Despite being extinct for 250 million years, and despite being nothing but fossils, we still have a pretty good idea of the development of trilobites, because they were so numerous and we can find great drifts of entire populations of the animals embedded in lagerstätten. That allows us to see the range of variation and the distribution of different developmental stages, and further, because they’re arthropods, we can see well preserved cuticles of both intact animals and molted shells. And with almost 300 million years of recorded species, we’ve also got a good picture of their evolution. This is a classic evo-devo story.
So, quick, here’s a general introduction to trilobite anatomy. First thing to know is that the ‘three lobes’ of the word ‘trilobite’ refer to the longitudinal divisions of the animal: a central axis with a lateral or pleural lobe on either side of it. There are also, usually, three transverse divisions: cephalic (head) segments, thoracic segments in the middle, and a pygidium or tail.
Not usually shown are the limbs. If you flip over a trilobite, you discover that each segment, except the anterior- and posterior-most, has a pair of biramous appendages — they’re branched legs, with one branch functioning as the walking limb, and the outer branch being lamellate (thin and flat) and probably functioning as a gill. They’re surprisingly uniform and consistent in general structure, from head to thorax to pygidium. One of the curious features of trilobites is that most species are marked by this homonomous condition (that is, maintaining identity or close similarity between adjacent segments), while most of the extant arthropods are strongly heteronomous, making strong distinctions in the structure of adjacent segments.
Now here’s the cool bit: a generalized staging series for trilobites. There are some broad terms for different stages — protaspid, then meraspid, then holaspid — but this diagram makes it clear that growth was by sequential addition of new segments to the posterior end of the animal. This is not an unusual pattern: vertebrates also build segments sequentially from front to back, as do many insects (the short germ band insects), but others, long germ band insects like flies, build the whole collection nearly simultaneously.

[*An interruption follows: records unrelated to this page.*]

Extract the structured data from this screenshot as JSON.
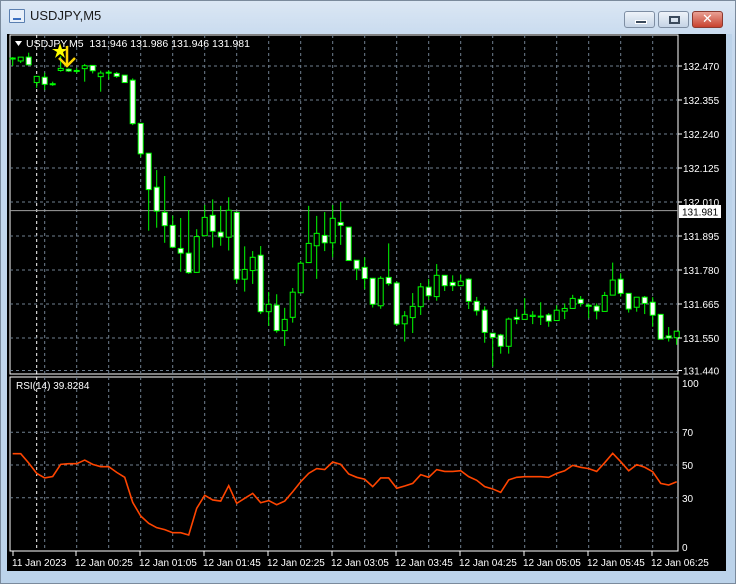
{
  "window": {
    "title": "USDJPY,M5",
    "buttons": {
      "minimize": "minimize",
      "maximize": "maximize",
      "close": "✕"
    }
  },
  "main_pane": {
    "header": "USDJPY,M5  131.946 131.986 131.946 131.981",
    "current_price": "131.981",
    "price_ticks": [
      "132.470",
      "132.355",
      "132.240",
      "132.125",
      "132.010",
      "131.895",
      "131.780",
      "131.665",
      "131.550",
      "131.440"
    ]
  },
  "rsi_pane": {
    "label": "RSI(14) 39.8284",
    "ticks": [
      "100",
      "70",
      "50",
      "30",
      "0"
    ]
  },
  "time_axis": [
    "11 Jan 2023",
    "12 Jan 00:25",
    "12 Jan 01:05",
    "12 Jan 01:45",
    "12 Jan 02:25",
    "12 Jan 03:05",
    "12 Jan 03:45",
    "12 Jan 04:25",
    "12 Jan 05:05",
    "12 Jan 05:45",
    "12 Jan 06:25"
  ],
  "colors": {
    "background": "#000000",
    "candle": "#00ff00",
    "grid": "#708090",
    "rsi": "#ff4500",
    "objects": "#ffff00",
    "axis_text": "#ffffff"
  },
  "objects": [
    "star-icon",
    "down-arrow-icon"
  ],
  "chart_data": [
    {
      "type": "candlestick",
      "symbol": "USDJPY",
      "timeframe": "M5",
      "ylim": [
        131.44,
        132.47
      ],
      "grid": true,
      "ohlc": [
        [
          132.495,
          132.5,
          132.47,
          132.497
        ],
        [
          132.487,
          132.5,
          132.48,
          132.5
        ],
        [
          132.5,
          132.515,
          132.474,
          132.474
        ],
        [
          132.414,
          132.435,
          132.396,
          132.435
        ],
        [
          132.432,
          132.447,
          132.389,
          132.408
        ],
        [
          132.41,
          132.417,
          132.403,
          132.409
        ],
        [
          132.455,
          132.504,
          132.451,
          132.462
        ],
        [
          132.459,
          132.462,
          132.45,
          132.453
        ],
        [
          132.455,
          132.463,
          132.446,
          132.455
        ],
        [
          132.461,
          132.477,
          132.417,
          132.471
        ],
        [
          132.472,
          132.472,
          132.445,
          132.454
        ],
        [
          132.434,
          132.454,
          132.383,
          132.446
        ],
        [
          132.449,
          132.456,
          132.425,
          132.449
        ],
        [
          132.445,
          132.45,
          132.43,
          132.435
        ],
        [
          132.439,
          132.439,
          132.414,
          132.414
        ],
        [
          132.422,
          132.428,
          132.27,
          132.275
        ],
        [
          132.276,
          132.276,
          132.162,
          132.173
        ],
        [
          132.175,
          132.175,
          131.913,
          132.052
        ],
        [
          132.06,
          132.118,
          131.923,
          131.979
        ],
        [
          131.975,
          132.098,
          131.872,
          131.93
        ],
        [
          131.931,
          131.964,
          131.854,
          131.857
        ],
        [
          131.853,
          131.956,
          131.774,
          131.837
        ],
        [
          131.837,
          131.983,
          131.767,
          131.771
        ],
        [
          131.772,
          131.918,
          131.771,
          131.893
        ],
        [
          131.896,
          132.0,
          131.895,
          131.958
        ],
        [
          131.965,
          132.019,
          131.856,
          131.911
        ],
        [
          131.908,
          131.997,
          131.862,
          131.892
        ],
        [
          131.891,
          132.026,
          131.846,
          131.982
        ],
        [
          131.975,
          131.975,
          131.735,
          131.749
        ],
        [
          131.749,
          131.86,
          131.707,
          131.782
        ],
        [
          131.778,
          131.844,
          131.733,
          131.823
        ],
        [
          131.83,
          131.861,
          131.631,
          131.639
        ],
        [
          131.639,
          131.706,
          131.591,
          131.664
        ],
        [
          131.661,
          131.698,
          131.568,
          131.575
        ],
        [
          131.575,
          131.652,
          131.523,
          131.613
        ],
        [
          131.62,
          131.719,
          131.602,
          131.705
        ],
        [
          131.703,
          131.811,
          131.702,
          131.803
        ],
        [
          131.805,
          131.997,
          131.804,
          131.87
        ],
        [
          131.862,
          131.963,
          131.75,
          131.904
        ],
        [
          131.897,
          131.976,
          131.844,
          131.872
        ],
        [
          131.872,
          132.0,
          131.823,
          131.955
        ],
        [
          131.941,
          132.01,
          131.865,
          131.931
        ],
        [
          131.925,
          131.925,
          131.812,
          131.812
        ],
        [
          131.813,
          131.813,
          131.746,
          131.784
        ],
        [
          131.789,
          131.823,
          131.715,
          131.751
        ],
        [
          131.752,
          131.752,
          131.653,
          131.664
        ],
        [
          131.659,
          131.759,
          131.649,
          131.752
        ],
        [
          131.755,
          131.87,
          131.727,
          131.734
        ],
        [
          131.736,
          131.741,
          131.591,
          131.597
        ],
        [
          131.598,
          131.641,
          131.538,
          131.625
        ],
        [
          131.619,
          131.702,
          131.567,
          131.657
        ],
        [
          131.656,
          131.736,
          131.628,
          131.723
        ],
        [
          131.722,
          131.75,
          131.679,
          131.693
        ],
        [
          131.69,
          131.8,
          131.676,
          131.762
        ],
        [
          131.762,
          131.762,
          131.709,
          131.727
        ],
        [
          131.738,
          131.762,
          131.709,
          131.727
        ],
        [
          131.727,
          131.765,
          131.726,
          131.742
        ],
        [
          131.749,
          131.752,
          131.648,
          131.674
        ],
        [
          131.674,
          131.689,
          131.626,
          131.642
        ],
        [
          131.644,
          131.657,
          131.534,
          131.569
        ],
        [
          131.566,
          131.566,
          131.453,
          131.552
        ],
        [
          131.56,
          131.564,
          131.497,
          131.522
        ],
        [
          131.522,
          131.619,
          131.497,
          131.614
        ],
        [
          131.62,
          131.648,
          131.597,
          131.613
        ],
        [
          131.613,
          131.685,
          131.612,
          131.63
        ],
        [
          131.623,
          131.641,
          131.597,
          131.627
        ],
        [
          131.623,
          131.671,
          131.594,
          131.624
        ],
        [
          131.628,
          131.634,
          131.588,
          131.607
        ],
        [
          131.609,
          131.661,
          131.608,
          131.644
        ],
        [
          131.641,
          131.667,
          131.614,
          131.65
        ],
        [
          131.65,
          131.696,
          131.649,
          131.684
        ],
        [
          131.681,
          131.692,
          131.656,
          131.667
        ],
        [
          131.661,
          131.667,
          131.617,
          131.657
        ],
        [
          131.658,
          131.667,
          131.613,
          131.641
        ],
        [
          131.64,
          131.706,
          131.639,
          131.694
        ],
        [
          131.695,
          131.805,
          131.694,
          131.746
        ],
        [
          131.749,
          131.769,
          131.69,
          131.701
        ],
        [
          131.701,
          131.701,
          131.636,
          131.648
        ],
        [
          131.654,
          131.689,
          131.639,
          131.688
        ],
        [
          131.688,
          131.692,
          131.631,
          131.667
        ],
        [
          131.671,
          131.688,
          131.588,
          131.627
        ],
        [
          131.63,
          131.63,
          131.546,
          131.546
        ],
        [
          131.557,
          131.587,
          131.538,
          131.55
        ],
        [
          131.551,
          131.573,
          131.527,
          131.573
        ]
      ]
    },
    {
      "type": "line",
      "name": "RSI(14)",
      "ylim": [
        0,
        100
      ],
      "levels": [
        70,
        50,
        30
      ],
      "values": [
        56.9,
        56.9,
        51.2,
        44.9,
        42.1,
        43.0,
        50.4,
        50.8,
        50.8,
        53.0,
        50.4,
        49.0,
        49.0,
        45.5,
        42.5,
        27.2,
        18.9,
        14.4,
        11.8,
        10.6,
        8.7,
        8.7,
        7.3,
        23.6,
        31.5,
        28.7,
        28.0,
        37.4,
        26.6,
        29.7,
        32.7,
        27.0,
        28.3,
        25.8,
        28.0,
        33.7,
        39.8,
        44.9,
        47.8,
        47.2,
        51.8,
        50.4,
        44.5,
        42.5,
        41.3,
        36.8,
        42.1,
        42.1,
        35.8,
        37.2,
        38.8,
        44.1,
        42.5,
        47.2,
        46.1,
        46.1,
        46.5,
        42.9,
        40.7,
        36.8,
        35.4,
        33.3,
        40.9,
        42.5,
        42.9,
        42.9,
        42.9,
        42.5,
        44.9,
        46.5,
        49.8,
        48.6,
        47.8,
        46.1,
        51.4,
        57.1,
        52.0,
        46.5,
        50.2,
        48.6,
        45.9,
        38.8,
        37.8,
        39.8
      ]
    }
  ]
}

Development is the foundation of evolutionary change, and I can’t help but wonder how this pattern, and the unknown genetic constraints behind it, affected trilobite evolution. The early history of arthropods seems to be one of exuberant exploration of the potentials of that modular segmental organization, with trilobites tending to be more conservative than other arthropods. What that means is tricky to interpret: the more inventive arthropods still have descendants around, while trilobites are extinct without issue. But 300 million years is still a fantastically good run, and clearly they had the flexibility to survive major changes in geological history.

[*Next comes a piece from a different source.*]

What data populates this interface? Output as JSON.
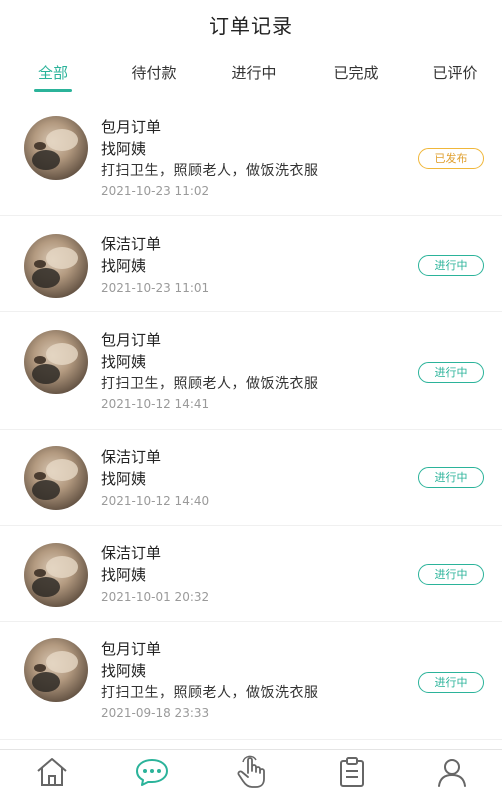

The real mystery is why the clade as a whole began to decline after the Ordovician, and how the end of the Permian could so thoroughly quench this gigantic group.
Hughes NC (2007) The Evolution of Trilobite Body Patterning. Annu. Rev. Earth Planet. Sci. 35:401–34.
*By the way, I recommend digging in fossil beds as a great way to connect with the history of the planet with your kids. You can’t make it to Delta? There are quarries that will sell you crates of unprocessed rock, 30 pounds for $75, and you can take them apart in your back yard.